His toy collection was getting out of hand — so he made a Funko buying contract with his wife
'Other people our age would probably go out drinking every weekend'
James Bouhuys knew he had a problem — he was spending far too much on Funko Pops, the cutesy, bobble-headed collectable toys. His home was crammed with more than 1,000 of them at that point.
So he decided to make a contract with his wife Amanda, promising to slow down his Funko spending.
The idea came to him in July 2016, during a discussion about finances mid-honeymoon. His wife thought it was a joke but Bouhuys followed through, drafting up his "pop-tract."
"I allotted myself $30 per week to spend on pops," he told As It Happens guest host Helen Mann. "She thought it was a little crazy but she did sign it nevertheless. She said she hoped that it wouldn't get to that point and I wouldn't be using the 120, 150 per month."
Her signature is scrawled above the title "concerned wife."
There were exceptions though, notably for comic cons like the one in San Diego or New York. "If you don't get them then, you end up having to pay eBay prices which we weren't about to do."
The contract, first posted more than a year ago, recently resurfaced online and has been the subject of much trolling. Commenters have been speculating the couple's divorce. Others have theorized that Bouhuys' wife doesn't even exist.
"It's just so bizarre that there are people out there that have nothing better to do with their lives than to insult and hurt other people that they don't know," he says. "My collecting of pops has no impact on anyone else's life. You know, seeing that people are saying I should kill myself and these things, it's so bizarre."
'She loves pops just as much as I do'
Bouhuys started collecting in 2013 and figures he now has more than 1,400 Funko items. He collects certain lines — WWE wrestlers, horror movies, Batman characters. He thinks they are great "talking points."
"It's putting my personality out there and on display. So if you look at [them], you could say 'OK so he's interested in these following things.'"
And though the contract suggests otherwise, his wife is a collector too.
"She loves pops just as much as I do if not at this point more especially with all the Disney ones that she has," he says. "It is definitely not a situation where we're going to end up in a courtroom divvying out Beanie Babies as some people have suggested."
For Bouhuys, it's more than just a fad.
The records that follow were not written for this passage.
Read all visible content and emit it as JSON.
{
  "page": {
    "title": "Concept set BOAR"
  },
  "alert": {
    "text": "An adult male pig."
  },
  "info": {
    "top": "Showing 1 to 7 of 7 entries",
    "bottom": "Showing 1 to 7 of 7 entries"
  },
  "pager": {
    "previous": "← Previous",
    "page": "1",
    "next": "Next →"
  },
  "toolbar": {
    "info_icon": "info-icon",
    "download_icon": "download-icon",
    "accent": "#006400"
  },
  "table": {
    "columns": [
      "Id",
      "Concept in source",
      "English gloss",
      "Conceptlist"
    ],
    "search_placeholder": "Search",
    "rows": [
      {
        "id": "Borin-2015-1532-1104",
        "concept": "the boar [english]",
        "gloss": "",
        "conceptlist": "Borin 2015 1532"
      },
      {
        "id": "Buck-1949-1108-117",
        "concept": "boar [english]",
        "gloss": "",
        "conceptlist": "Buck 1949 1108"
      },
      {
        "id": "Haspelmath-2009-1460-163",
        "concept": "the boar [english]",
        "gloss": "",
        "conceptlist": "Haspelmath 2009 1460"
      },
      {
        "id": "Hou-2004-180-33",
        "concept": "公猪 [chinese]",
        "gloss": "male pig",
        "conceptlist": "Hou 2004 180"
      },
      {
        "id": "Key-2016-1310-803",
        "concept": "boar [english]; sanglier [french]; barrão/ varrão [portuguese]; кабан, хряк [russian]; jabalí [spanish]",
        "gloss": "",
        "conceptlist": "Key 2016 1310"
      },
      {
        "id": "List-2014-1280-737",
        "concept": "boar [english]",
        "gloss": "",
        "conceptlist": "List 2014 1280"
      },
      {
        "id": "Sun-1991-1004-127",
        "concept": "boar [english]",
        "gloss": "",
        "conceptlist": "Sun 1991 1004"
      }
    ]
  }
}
He says collecting makes the couple happy.
"We don't collect for the purpose of reselling like I feel most people do," he says. "They are things that resemble our personalities and traits ... regardless of what the value is and what the crave is, it's still going to matter to us."
Buying toys instead of cigarettes
Bouhuys spent the first few months closely following the contract, documenting every pops purchase. He admits he's since slipped a bit. The repercussions listed in the contract state that any monthly amount he overspends gets deducted from the next month's budget.
He thinks it could be worse.
"Other people our age would probably go out drinking every weekend," he says.
"Neither of us drink, smoke, do drugs or any of those. So spending $10 or eight dollars on a pop [toy] as opposed to $10 on a pack of cigarettes is OK for us especially when we have something to show for it."